Sam is, at heart, a nice fella, and this is a striking and varied performance from Huston. One wonders throughout the movie how much blame must be put on him for the failure of his marriage, and in truth it seems like there’s quite a lot which he could shoulder. The unseen two decades of marriage must have been largely unfulfilling for Fran, certainly in the past few years as marital rigor mortis began to set in. Why did he wait so long to take a trip to Europe? His American simplicity, so distasteful to Fran and so fun for us at home, is evinced in a line where he says that he wants his biggest concern to be the temperature of the beer he’s drinking.

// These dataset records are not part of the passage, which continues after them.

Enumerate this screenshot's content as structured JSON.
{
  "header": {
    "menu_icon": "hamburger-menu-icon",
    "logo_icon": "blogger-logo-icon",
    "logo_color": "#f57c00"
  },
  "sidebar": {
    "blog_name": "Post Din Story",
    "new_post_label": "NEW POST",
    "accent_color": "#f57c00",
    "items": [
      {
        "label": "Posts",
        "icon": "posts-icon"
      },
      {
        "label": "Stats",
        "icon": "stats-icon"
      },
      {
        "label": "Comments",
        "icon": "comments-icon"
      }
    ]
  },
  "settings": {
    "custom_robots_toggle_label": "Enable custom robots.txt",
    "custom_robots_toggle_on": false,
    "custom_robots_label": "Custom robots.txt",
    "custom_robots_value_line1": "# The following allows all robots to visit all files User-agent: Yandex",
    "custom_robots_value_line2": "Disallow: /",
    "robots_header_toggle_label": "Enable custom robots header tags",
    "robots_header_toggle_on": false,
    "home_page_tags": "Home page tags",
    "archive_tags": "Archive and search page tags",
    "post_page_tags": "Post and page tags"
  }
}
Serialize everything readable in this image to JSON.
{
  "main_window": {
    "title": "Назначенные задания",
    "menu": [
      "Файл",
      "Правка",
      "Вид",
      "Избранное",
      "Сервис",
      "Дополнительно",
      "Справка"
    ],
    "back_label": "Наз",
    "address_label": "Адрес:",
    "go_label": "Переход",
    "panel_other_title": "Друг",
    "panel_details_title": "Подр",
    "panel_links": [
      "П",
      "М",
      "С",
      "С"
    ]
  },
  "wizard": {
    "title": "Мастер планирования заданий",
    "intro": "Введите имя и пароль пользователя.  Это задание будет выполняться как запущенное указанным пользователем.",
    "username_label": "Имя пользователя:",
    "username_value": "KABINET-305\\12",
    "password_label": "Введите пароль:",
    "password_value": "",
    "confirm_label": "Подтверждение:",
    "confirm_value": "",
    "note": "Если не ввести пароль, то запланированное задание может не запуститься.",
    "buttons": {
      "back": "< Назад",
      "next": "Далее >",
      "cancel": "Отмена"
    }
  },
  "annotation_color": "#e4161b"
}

Where was his willingness to take the foot off the gas pedal during his marriage, to slow down and counsel a wife who can’t possibly have just decided to fight turning forty? Late in the film, once Sam has figured out that Edith (Astor) is the woman for him, he begins to talk about working again, planning a trans-Pacific airline through Russia. There’s vigor in him once again, presumably because his wife is no longer sucking all the blood out of his veins, but it may just as well be that he’s taken the past several months off to get inside his head and look at the many ancient ruins. The film is not quite sure what to do about Sam’s culpability, choosing again and again to assume that the fault is mostly Fran’s; it is true that her pretension is more obnoxious than Sam’s folksiness. All the same, the movie seems a little hesitant to grant that the iceberg’s most dangerous parts are the ones submerged, not the ones towering over the ocean.